St Martin's Press, $5.99, ISBN 0-312-97290-3
I'd advise people wishing to read Wish Upon A Cowboy to check their tolerance for sugar first. The heroine in this book is so sugary I am sure her breath reeks of pure glucose. Needless to say, I, who still scream in terror whenever they play Elderweiss on the radio, screamed in terror after Chapter 4. I may just suffer some serious psychological trauma at the end of the day.
The plot sure sounds good. The people of Creekford are spellcasters. When the evil warlock Blake Wolcott threatens to destroy their magic while increasing his own, the people decide that he must be stopped (duh). If Blake marries Hannah Lowell, our heroine, he will be even more powerful.
To stop Blake from touching her ovaries and to save everybody, Hannah must travel to Wyoming to find the one warlock powerful enough to blast Blakey to smithereens. Too bad Jonas Mackenzie has no idea he is a warlock, he doesn't believe in magic, and still grieving from the death of his wife ten years ago, he just want to be left alone. But never fear, Hannah is here!
Hannah Lowell. Eeek. In the first chapter, our heroine is almost in tears because she is such a bungler, she can't even cast spells to fill up her larder! As a tear rolls down her eyes piteously, she tries to be cute and wonders, "Is it my rhyming?" Gag. She falls in love with Jonas five chapters upon seeing him, and spend the rest of the book acting spunky and bungling everything in the ranch in an attempt to be cute.
Cute?
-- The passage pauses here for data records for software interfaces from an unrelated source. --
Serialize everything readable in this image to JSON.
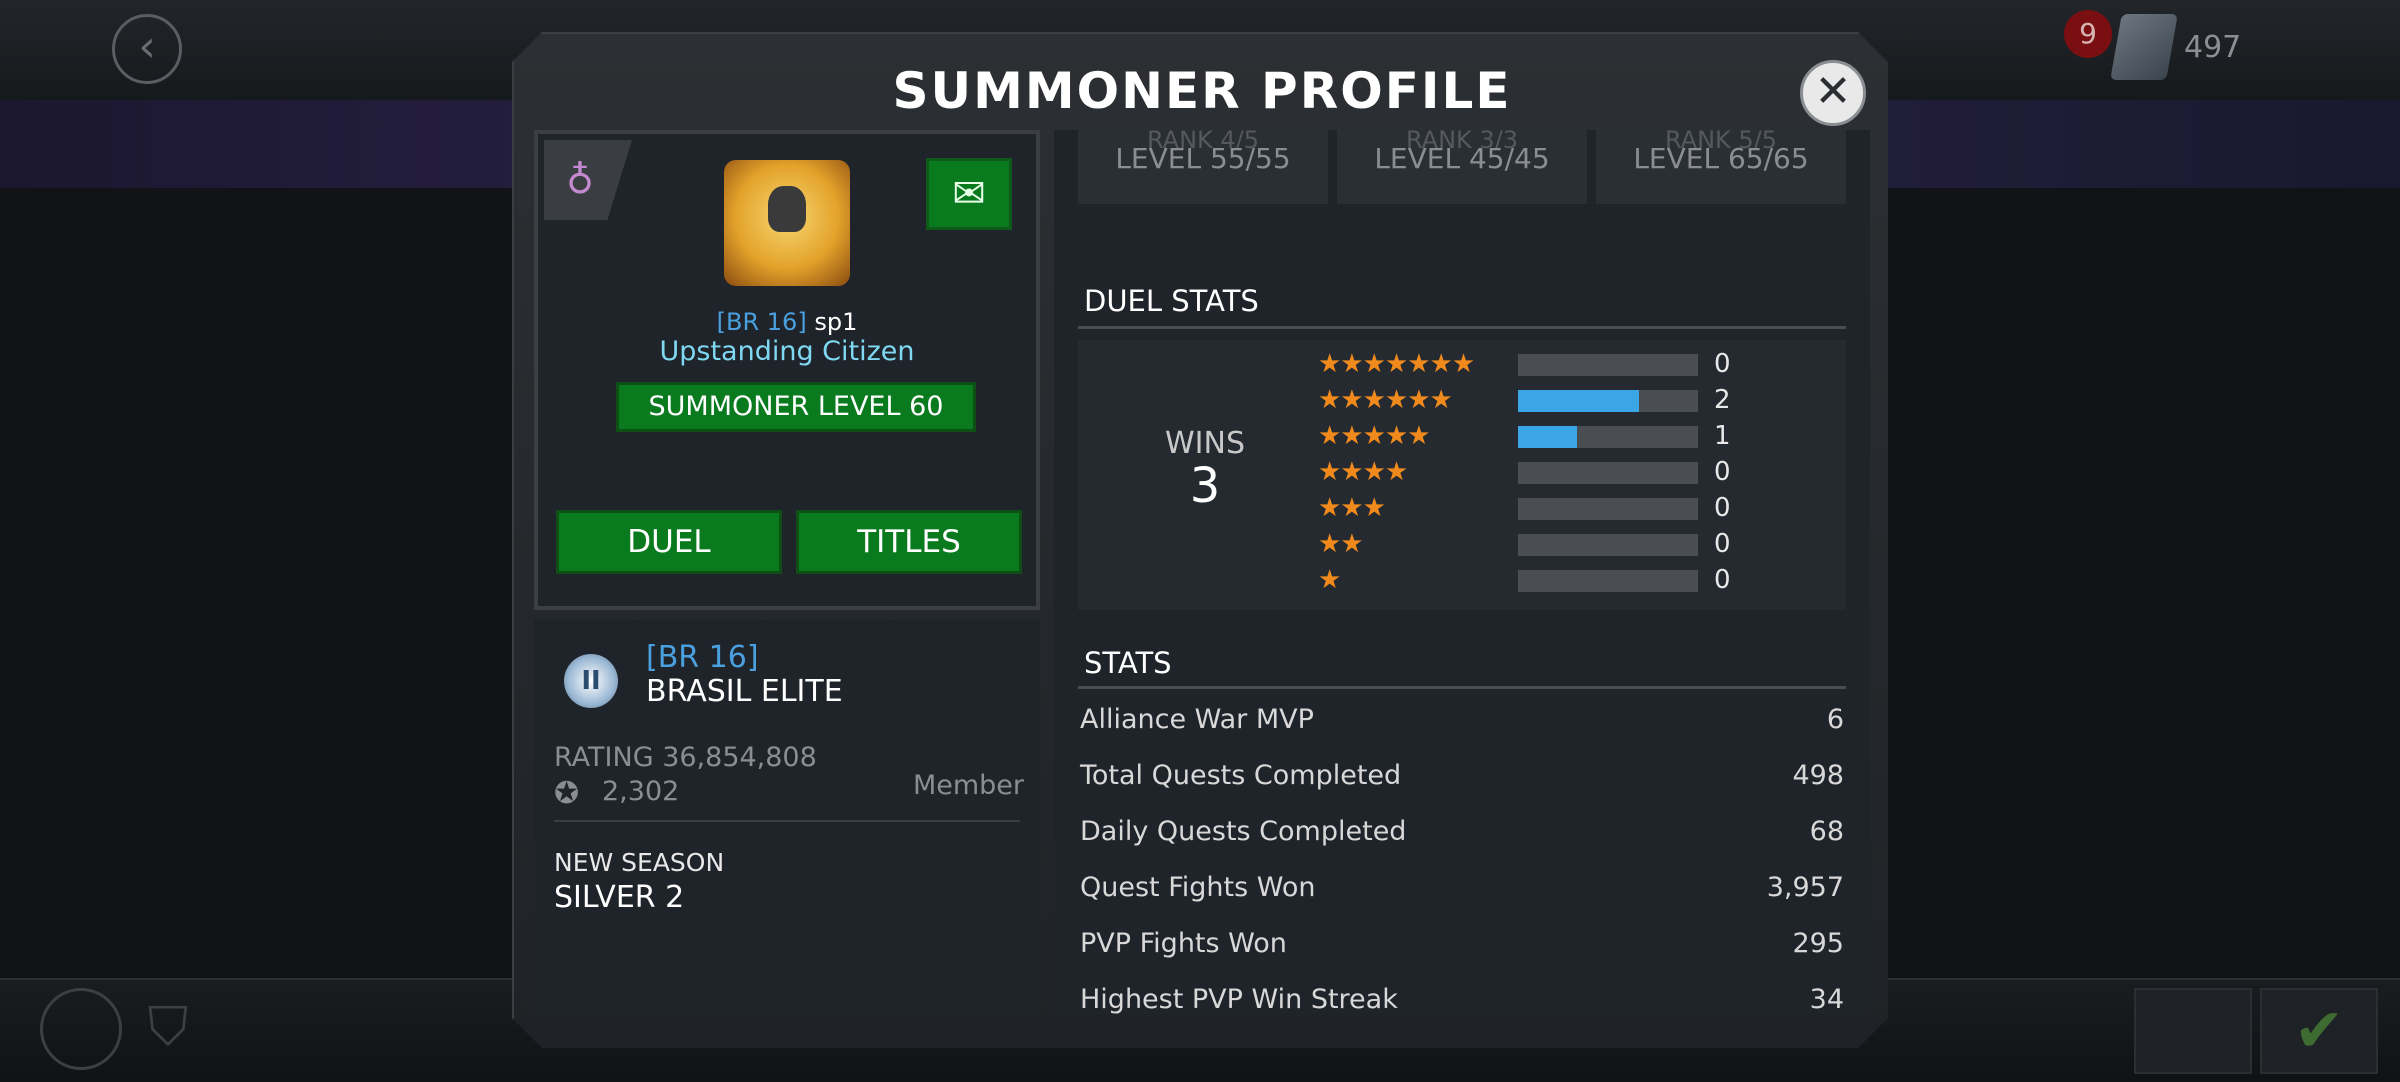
{
  "background": {
    "alert_count": "9",
    "stamina_count": "497"
  },
  "modal": {
    "title": "SUMMONER PROFILE",
    "close_symbol": "✕"
  },
  "profile": {
    "alliance_tag": "[BR 16]",
    "name": "sp1",
    "title": "Upstanding Citizen",
    "level_label": "SUMMONER LEVEL 60",
    "duel_label": "DUEL",
    "titles_label": "TITLES"
  },
  "alliance": {
    "tag": "[BR 16]",
    "name": "BRASIL ELITE",
    "rating": "RATING 36,854,808",
    "trophies": "2,302",
    "role": "Member",
    "season_label": "NEW SEASON",
    "season_value": "SILVER 2"
  },
  "ranks": [
    {
      "faded": "RANK 4/5",
      "level": "LEVEL 55/55"
    },
    {
      "faded": "RANK 3/3",
      "level": "LEVEL 45/45"
    },
    {
      "faded": "RANK 5/5",
      "level": "LEVEL 65/65"
    }
  ],
  "duel_stats": {
    "title": "DUEL STATS",
    "wins_label": "WINS",
    "wins_value": "3",
    "rows": [
      {
        "stars": "★★★★★★★",
        "count": "0",
        "fill": 0
      },
      {
        "stars": "★★★★★★",
        "count": "2",
        "fill": 0.67
      },
      {
        "stars": "★★★★★",
        "count": "1",
        "fill": 0.33
      },
      {
        "stars": "★★★★",
        "count": "0",
        "fill": 0
      },
      {
        "stars": "★★★",
        "count": "0",
        "fill": 0
      },
      {
        "stars": "★★",
        "count": "0",
        "fill": 0
      },
      {
        "stars": "★",
        "count": "0",
        "fill": 0
      }
    ]
  },
  "stats": {
    "title": "STATS",
    "rows": [
      {
        "label": "Alliance War MVP",
        "value": "6"
      },
      {
        "label": "Total Quests Completed",
        "value": "498"
      },
      {
        "label": "Daily Quests Completed",
        "value": "68"
      },
      {
        "label": "Quest Fights Won",
        "value": "3,957"
      },
      {
        "label": "PVP Fights Won",
        "value": "295"
      },
      {
        "label": "Highest PVP Win Streak",
        "value": "34"
      }
    ]
  },
  "colors": {
    "green_button": "#0a7a1f",
    "blue_accent": "#4aa0de",
    "star_orange": "#f08a1c",
    "bar_blue": "#3aa6e6"
  },
  "icons": {
    "back": "chevron-left-icon",
    "close": "close-icon",
    "mail": "mail-icon",
    "alliance_emblem": "alliance-emblem-icon",
    "trophy": "trophy-icon"
  }
}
Cute, to me, is that nice, tortoise Pokemon monster. Happy, forever optimistic Pollyannas who can't do a thing without tripping and falling and acting giddy, all the while babbling Aren't we happy? Aren't you cute? and giggling giddily is not cute. She's a bad word I shouldn't say here. No wonder Jonas falls in love with her - he'd probably do anything to end the story.
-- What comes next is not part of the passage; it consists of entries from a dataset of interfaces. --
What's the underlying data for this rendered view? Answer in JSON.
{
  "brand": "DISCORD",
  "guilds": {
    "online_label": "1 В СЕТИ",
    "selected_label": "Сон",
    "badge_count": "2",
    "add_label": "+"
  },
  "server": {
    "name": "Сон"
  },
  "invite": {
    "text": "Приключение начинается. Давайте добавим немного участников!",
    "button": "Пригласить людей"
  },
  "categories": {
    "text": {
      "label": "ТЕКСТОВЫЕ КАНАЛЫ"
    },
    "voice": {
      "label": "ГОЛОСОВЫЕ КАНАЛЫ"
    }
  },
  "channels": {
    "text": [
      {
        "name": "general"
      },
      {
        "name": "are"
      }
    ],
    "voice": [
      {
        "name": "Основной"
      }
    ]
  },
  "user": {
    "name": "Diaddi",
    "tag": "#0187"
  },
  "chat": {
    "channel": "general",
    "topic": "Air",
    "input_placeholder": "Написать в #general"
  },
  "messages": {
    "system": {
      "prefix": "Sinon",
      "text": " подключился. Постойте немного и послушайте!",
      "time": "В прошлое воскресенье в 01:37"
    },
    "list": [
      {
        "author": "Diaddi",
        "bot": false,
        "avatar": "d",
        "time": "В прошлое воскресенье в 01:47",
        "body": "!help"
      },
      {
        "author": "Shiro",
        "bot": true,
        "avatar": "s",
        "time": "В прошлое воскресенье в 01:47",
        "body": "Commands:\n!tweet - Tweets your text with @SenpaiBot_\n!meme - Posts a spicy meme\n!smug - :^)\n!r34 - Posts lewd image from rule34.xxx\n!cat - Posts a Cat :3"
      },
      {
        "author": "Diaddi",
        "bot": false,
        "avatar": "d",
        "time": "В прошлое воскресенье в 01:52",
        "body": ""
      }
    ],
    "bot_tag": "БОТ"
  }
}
Wish Upon A Cowboy will please fans with a higher tolerance for waifish Maria meet Eliza Doolittle meet Mary Poppins minus the charm and capability. Me, pass the vinegar over please.
This book at Amazon.com
This book at Amazon UK
Search for more reviews of works by this author: